House prices in the north soar, while prices move down in the south
The price of property in the UK is varying according to region, says a research. Price of houses across the country are showing contrasting trends, with prices of properties in the north going up, while property prices in the south of the country moving down, said lender Nationwide Building Society. For example, the price of property in Manchester has been up, fuelled by growth in employment and record low mortgage rates.
The costs of property in the northern cities including Manchester, Birmingham and Edinburgh have registered an increase in recent times. The capital city of London is among the cities adversely affected in the property sector and it has registered low property prices in many years.
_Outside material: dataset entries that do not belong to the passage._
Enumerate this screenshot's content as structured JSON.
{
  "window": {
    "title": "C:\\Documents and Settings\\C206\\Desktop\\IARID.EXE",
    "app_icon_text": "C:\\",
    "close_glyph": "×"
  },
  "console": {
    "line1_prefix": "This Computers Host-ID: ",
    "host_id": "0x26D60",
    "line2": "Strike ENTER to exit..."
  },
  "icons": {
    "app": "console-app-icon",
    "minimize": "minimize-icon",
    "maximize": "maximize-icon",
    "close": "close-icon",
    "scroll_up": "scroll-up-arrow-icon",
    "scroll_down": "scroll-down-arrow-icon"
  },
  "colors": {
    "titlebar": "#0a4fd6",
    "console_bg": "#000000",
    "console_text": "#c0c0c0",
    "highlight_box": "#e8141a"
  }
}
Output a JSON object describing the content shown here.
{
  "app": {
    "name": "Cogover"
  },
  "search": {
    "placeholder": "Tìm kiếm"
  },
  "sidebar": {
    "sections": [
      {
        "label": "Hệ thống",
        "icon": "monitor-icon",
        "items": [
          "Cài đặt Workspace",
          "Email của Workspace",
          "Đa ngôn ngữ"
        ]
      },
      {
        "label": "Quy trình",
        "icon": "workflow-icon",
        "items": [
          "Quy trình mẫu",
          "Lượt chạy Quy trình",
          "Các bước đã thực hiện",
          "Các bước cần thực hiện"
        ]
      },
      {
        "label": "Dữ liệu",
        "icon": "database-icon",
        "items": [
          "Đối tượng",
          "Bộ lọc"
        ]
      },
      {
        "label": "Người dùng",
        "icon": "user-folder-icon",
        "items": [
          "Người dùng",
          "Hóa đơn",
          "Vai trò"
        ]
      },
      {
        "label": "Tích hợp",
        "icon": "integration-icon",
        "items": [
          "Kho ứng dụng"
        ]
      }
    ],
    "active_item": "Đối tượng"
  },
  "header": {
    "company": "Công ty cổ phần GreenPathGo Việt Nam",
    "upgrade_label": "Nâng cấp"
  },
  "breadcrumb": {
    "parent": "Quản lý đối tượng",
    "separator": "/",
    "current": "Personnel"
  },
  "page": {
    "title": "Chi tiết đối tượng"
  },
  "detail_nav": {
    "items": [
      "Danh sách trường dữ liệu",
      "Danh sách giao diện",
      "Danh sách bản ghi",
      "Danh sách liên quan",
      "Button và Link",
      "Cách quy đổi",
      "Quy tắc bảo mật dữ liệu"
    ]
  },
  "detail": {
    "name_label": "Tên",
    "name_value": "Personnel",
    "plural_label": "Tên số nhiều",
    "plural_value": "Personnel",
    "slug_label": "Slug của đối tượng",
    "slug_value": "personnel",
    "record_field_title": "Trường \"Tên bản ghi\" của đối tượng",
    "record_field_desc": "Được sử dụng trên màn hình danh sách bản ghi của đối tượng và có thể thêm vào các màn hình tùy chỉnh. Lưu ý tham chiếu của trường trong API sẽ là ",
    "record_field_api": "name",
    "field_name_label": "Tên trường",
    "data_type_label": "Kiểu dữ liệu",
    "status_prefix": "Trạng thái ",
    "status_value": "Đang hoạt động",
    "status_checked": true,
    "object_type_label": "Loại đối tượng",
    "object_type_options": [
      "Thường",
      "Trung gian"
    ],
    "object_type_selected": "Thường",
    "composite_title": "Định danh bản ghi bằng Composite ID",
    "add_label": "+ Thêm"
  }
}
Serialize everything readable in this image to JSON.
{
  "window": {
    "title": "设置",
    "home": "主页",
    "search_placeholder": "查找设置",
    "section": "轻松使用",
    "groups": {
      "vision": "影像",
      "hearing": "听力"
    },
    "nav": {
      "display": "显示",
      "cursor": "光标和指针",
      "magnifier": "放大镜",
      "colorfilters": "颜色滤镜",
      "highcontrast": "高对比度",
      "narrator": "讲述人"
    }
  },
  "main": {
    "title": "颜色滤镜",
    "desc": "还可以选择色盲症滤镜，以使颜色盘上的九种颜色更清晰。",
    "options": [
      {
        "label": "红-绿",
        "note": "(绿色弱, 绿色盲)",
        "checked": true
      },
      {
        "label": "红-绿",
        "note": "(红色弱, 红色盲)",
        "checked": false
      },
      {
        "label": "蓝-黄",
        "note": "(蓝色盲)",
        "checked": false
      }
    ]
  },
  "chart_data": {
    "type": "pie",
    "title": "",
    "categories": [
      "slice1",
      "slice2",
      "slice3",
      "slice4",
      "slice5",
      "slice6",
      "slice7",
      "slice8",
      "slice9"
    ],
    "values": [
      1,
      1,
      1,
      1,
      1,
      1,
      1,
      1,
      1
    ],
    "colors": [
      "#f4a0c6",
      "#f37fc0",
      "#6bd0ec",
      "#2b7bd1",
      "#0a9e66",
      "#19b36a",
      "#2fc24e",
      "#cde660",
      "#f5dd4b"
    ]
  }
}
Although, the property costs have been falling for some time, it is the first time that prices have gone down to this level in the capital. House prices in the capital have registered their first annual decline in eight years, making it the worst performing region in the country. To be precise, its previous worst performance was in the year 2005 when it recorded the lowest price across the country, according to data by the lender.
Data published by the lender indicates a marked slowdown in London, while prices in other parts of the country continue to increase. The price growth in the capital has been falling for some time but it is the first time since the financial crisis that figures have been revealed. London’s average prices fell 0.6pc in the year to September, compared to the national average growth of 2pc. The figures revealed a north-south divide as property costs in the northern parts of the country including West and East Midlands, Yorkshire and the north are going upwards but it is the opposite in case of the southern parts of the country.
The findings by the lender were confirmed by data from Hometrack, the house price analysts. According to the figures by the analysts, house prices have gone up in cities of Manchester, Birmingham and Edinburg outsmarting those in the capital that lags in overall growth. Hometrack said that Manchester recorded an annual house price growth of 7.3pc, Birmingham’s rate of growth was 6.7pc and Edinburgh was at 6.6pc.
The analyst said that the capital’s price growth rate is 1.9pc. The head of research at Hometrack, Richard Donnell, said that the pattern of the market will continue to be the so throughout the year and into the 2018. He said the momentum in price growth across regional cities will also continue to be the same. The average annual growth in house prices across the UK’s top 20 cities came down to 4.9% from 6.6% in the previous year.
But the figures have changed slightly in the past few months and prices have been up 2.5% between June and August. Data by Hometrack also showed that the value of property in the biggest 20 cities in the UK contribute 43% of the total value of the UK’s housing market. The total value of property in the largest cities stands at £3 trillion.